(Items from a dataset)
■ ■ ■ ■
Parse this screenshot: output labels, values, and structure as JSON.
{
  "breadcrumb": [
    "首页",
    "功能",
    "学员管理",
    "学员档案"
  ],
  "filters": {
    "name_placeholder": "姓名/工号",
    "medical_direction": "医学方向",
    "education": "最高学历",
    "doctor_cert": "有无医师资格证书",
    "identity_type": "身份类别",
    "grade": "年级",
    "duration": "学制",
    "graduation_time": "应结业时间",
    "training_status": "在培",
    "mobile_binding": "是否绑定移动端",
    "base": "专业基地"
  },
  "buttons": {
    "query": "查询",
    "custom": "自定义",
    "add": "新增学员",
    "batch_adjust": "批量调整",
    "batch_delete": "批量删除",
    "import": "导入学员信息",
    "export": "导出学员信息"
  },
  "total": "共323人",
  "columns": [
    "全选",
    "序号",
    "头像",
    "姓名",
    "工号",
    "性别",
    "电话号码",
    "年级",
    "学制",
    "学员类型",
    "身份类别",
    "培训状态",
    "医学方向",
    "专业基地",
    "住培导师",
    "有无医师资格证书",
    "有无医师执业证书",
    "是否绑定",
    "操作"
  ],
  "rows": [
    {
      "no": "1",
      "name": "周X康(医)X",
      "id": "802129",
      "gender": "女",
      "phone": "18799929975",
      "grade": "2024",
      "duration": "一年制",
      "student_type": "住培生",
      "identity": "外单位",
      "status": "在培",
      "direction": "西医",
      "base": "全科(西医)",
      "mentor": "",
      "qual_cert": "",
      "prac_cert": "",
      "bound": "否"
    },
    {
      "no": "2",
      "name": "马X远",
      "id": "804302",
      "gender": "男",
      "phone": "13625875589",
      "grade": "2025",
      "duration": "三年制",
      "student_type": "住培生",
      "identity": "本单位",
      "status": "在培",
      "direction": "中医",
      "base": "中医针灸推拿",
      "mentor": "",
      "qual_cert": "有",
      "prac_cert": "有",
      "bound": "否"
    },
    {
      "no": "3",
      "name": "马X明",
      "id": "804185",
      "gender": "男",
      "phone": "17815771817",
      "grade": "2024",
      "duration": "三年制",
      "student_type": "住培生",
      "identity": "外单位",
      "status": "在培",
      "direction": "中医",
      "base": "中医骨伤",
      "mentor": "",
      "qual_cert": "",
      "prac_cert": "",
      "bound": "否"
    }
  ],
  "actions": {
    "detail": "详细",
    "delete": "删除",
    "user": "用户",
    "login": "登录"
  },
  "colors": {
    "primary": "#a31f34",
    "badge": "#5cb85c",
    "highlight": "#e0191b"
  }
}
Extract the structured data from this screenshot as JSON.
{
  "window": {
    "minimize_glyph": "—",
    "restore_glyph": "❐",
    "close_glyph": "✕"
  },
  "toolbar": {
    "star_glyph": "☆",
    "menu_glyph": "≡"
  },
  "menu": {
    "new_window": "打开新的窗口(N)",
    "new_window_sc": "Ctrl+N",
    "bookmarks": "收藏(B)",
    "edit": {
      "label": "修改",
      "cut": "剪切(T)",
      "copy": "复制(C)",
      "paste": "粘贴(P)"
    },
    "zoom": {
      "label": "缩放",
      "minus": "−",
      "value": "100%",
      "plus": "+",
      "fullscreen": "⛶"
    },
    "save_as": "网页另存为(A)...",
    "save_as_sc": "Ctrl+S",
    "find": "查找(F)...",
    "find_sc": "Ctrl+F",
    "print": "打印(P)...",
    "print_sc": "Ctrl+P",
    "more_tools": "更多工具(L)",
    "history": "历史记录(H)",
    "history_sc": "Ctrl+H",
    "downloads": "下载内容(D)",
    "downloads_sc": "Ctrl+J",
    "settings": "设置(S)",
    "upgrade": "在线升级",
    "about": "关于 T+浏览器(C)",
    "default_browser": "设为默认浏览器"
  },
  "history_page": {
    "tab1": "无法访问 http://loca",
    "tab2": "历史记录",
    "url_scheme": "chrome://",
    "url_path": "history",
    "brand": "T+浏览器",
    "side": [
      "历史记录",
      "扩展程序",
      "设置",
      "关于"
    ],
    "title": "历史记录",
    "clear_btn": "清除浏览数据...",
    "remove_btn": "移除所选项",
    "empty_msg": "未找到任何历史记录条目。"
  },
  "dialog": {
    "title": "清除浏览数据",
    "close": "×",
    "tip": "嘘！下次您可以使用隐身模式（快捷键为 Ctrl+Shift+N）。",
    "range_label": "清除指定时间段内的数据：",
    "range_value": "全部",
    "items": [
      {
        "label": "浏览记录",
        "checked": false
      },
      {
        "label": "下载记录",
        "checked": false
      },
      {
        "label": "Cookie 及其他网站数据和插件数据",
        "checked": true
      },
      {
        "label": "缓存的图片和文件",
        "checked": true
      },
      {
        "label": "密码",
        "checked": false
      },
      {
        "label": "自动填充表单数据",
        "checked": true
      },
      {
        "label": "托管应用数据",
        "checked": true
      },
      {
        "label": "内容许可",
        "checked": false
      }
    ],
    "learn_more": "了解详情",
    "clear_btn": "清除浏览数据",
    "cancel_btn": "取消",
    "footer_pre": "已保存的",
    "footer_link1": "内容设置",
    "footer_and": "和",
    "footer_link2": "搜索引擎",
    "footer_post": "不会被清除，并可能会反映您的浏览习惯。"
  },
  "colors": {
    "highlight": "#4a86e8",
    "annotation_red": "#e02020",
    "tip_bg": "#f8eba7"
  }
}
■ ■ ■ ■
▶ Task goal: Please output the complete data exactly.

▶ Your solution:
Parse this screenshot: output labels, values, and structure as JSON.
{
  "breadcrumb": [
    "首页",
    "功能",
    "学员管理",
    "学员档案"
  ],
  "filters": {
    "name_placeholder": "姓名/工号",
    "medical_direction": "医学方向",
    "education": "最高学历",
    "doctor_cert": "有无医师资格证书",
    "identity_type": "身份类别",
    "grade": "年级",
    "duration": "学制",
    "graduation_time": "应结业时间",
    "training_status": "在培",
    "mobile_binding": "是否绑定移动端",
    "base": "专业基地"
  },
  "buttons": {
    "query": "查询",
    "custom": "自定义",
    "add": "新增学员",
    "batch_adjust": "批量调整",
    "batch_delete": "批量删除",
    "import": "导入学员信息",
    "export": "导出学员信息"
  },
  "total": "共323人",
  "columns": [
    "全选",
    "序号",
    "头像",
    "姓名",
    "工号",
    "性别",
    "电话号码",
    "年级",
    "学制",
    "学员类型",
    "身份类别",
    "培训状态",
    "医学方向",
    "专业基地",
    "住培导师",
    "有无医师资格证书",
    "有无医师执业证书",
    "是否绑定",
    "操作"
  ],
  "rows": [
    {
      "no": "1",
      "name": "周X康(医)X",
      "id": "802129",
      "gender": "女",
      "phone": "18799929975",
      "grade": "2024",
      "duration": "一年制",
      "student_type": "住培生",
      "identity": "外单位",
      "status": "在培",
      "direction": "西医",
      "base": "全科(西医)",
      "mentor": "",
      "qual_cert": "",
      "prac_cert": "",
      "bound": "否"
    },
    {
      "no": "2",
      "name": "马X远",
      "id": "804302",
      "gender": "男",
      "phone": "13625875589",
      "grade": "2025",
      "duration": "三年制",
      "student_type": "住培生",
      "identity": "本单位",
      "status": "在培",
      "direction": "中医",
      "base": "中医针灸推拿",
      "mentor": "",
      "qual_cert": "有",
      "prac_cert": "有",
      "bound": "否"
    },
    {
      "no": "3",
      "name": "马X明",
      "id": "804185",
      "gender": "男",
      "phone": "17815771817",
      "grade": "2024",
      "duration": "三年制",
      "student_type": "住培生",
      "identity": "外单位",
      "status": "在培",
      "direction": "中医",
      "base": "中医骨伤",
      "mentor": "",
      "qual_cert": "",
      "prac_cert": "",
      "bound": "否"
    }
  ],
  "actions": {
    "detail": "详细",
    "delete": "删除",
    "user": "用户",
    "login": "登录"
  },
  "colors": {
    "primary": "#a31f34",
    "badge": "#5cb85c",
    "highlight": "#e0191b"
  }
}
Extract the structured data from this screenshot as JSON.
{
  "window": {
    "minimize_glyph": "—",
    "restore_glyph": "❐",
    "close_glyph": "✕"
  },
  "toolbar": {
    "star_glyph": "☆",
    "menu_glyph": "≡"
  },
  "menu": {
    "new_window": "打开新的窗口(N)",
    "new_window_sc": "Ctrl+N",
    "bookmarks": "收藏(B)",
    "edit": {
      "label": "修改",
      "cut": "剪切(T)",
      "copy": "复制(C)",
      "paste": "粘贴(P)"
    },
    "zoom": {
      "label": "缩放",
      "minus": "−",
      "value": "100%",
      "plus": "+",
      "fullscreen": "⛶"
    },
    "save_as": "网页另存为(A)...",
    "save_as_sc": "Ctrl+S",
    "find": "查找(F)...",
    "find_sc": "Ctrl+F",
    "print": "打印(P)...",
    "print_sc": "Ctrl+P",
    "more_tools": "更多工具(L)",
    "history": "历史记录(H)",
    "history_sc": "Ctrl+H",
    "downloads": "下载内容(D)",
    "downloads_sc": "Ctrl+J",
    "settings": "设置(S)",
    "upgrade": "在线升级",
    "about": "关于 T+浏览器(C)",
    "default_browser": "设为默认浏览器"
  },
  "history_page": {
    "tab1": "无法访问 http://loca",
    "tab2": "历史记录",
    "url_scheme": "chrome://",
    "url_path": "history",
    "brand": "T+浏览器",
    "side": [
      "历史记录",
      "扩展程序",
      "设置",
      "关于"
    ],
    "title": "历史记录",
    "clear_btn": "清除浏览数据...",
    "remove_btn": "移除所选项",
    "empty_msg": "未找到任何历史记录条目。"
  },
  "dialog": {
    "title": "清除浏览数据",
    "close": "×",
    "tip": "嘘！下次您可以使用隐身模式（快捷键为 Ctrl+Shift+N）。",
    "range_label": "清除指定时间段内的数据：",
    "range_value": "全部",
    "items": [
      {
        "label": "浏览记录",
        "checked": false
      },
      {
        "label": "下载记录",
        "checked": false
      },
      {
        "label": "Cookie 及其他网站数据和插件数据",
        "checked": true
      },
      {
        "label": "缓存的图片和文件",
        "checked": true
      },
      {
        "label": "密码",
        "checked": false
      },
      {
        "label": "自动填充表单数据",
        "checked": true
      },
      {
        "label": "托管应用数据",
        "checked": true
      },
      {
        "label": "内容许可",
        "checked": false
      }
    ],
    "learn_more": "了解详情",
    "clear_btn": "清除浏览数据",
    "cancel_btn": "取消",
    "footer_pre": "已保存的",
    "footer_link1": "内容设置",
    "footer_and": "和",
    "footer_link2": "搜索引擎",
    "footer_post": "不会被清除，并可能会反映您的浏览习惯。"
  },
  "colors": {
    "highlight": "#4a86e8",
    "annotation_red": "#e02020",
    "tip_bg": "#f8eba7"
  }
}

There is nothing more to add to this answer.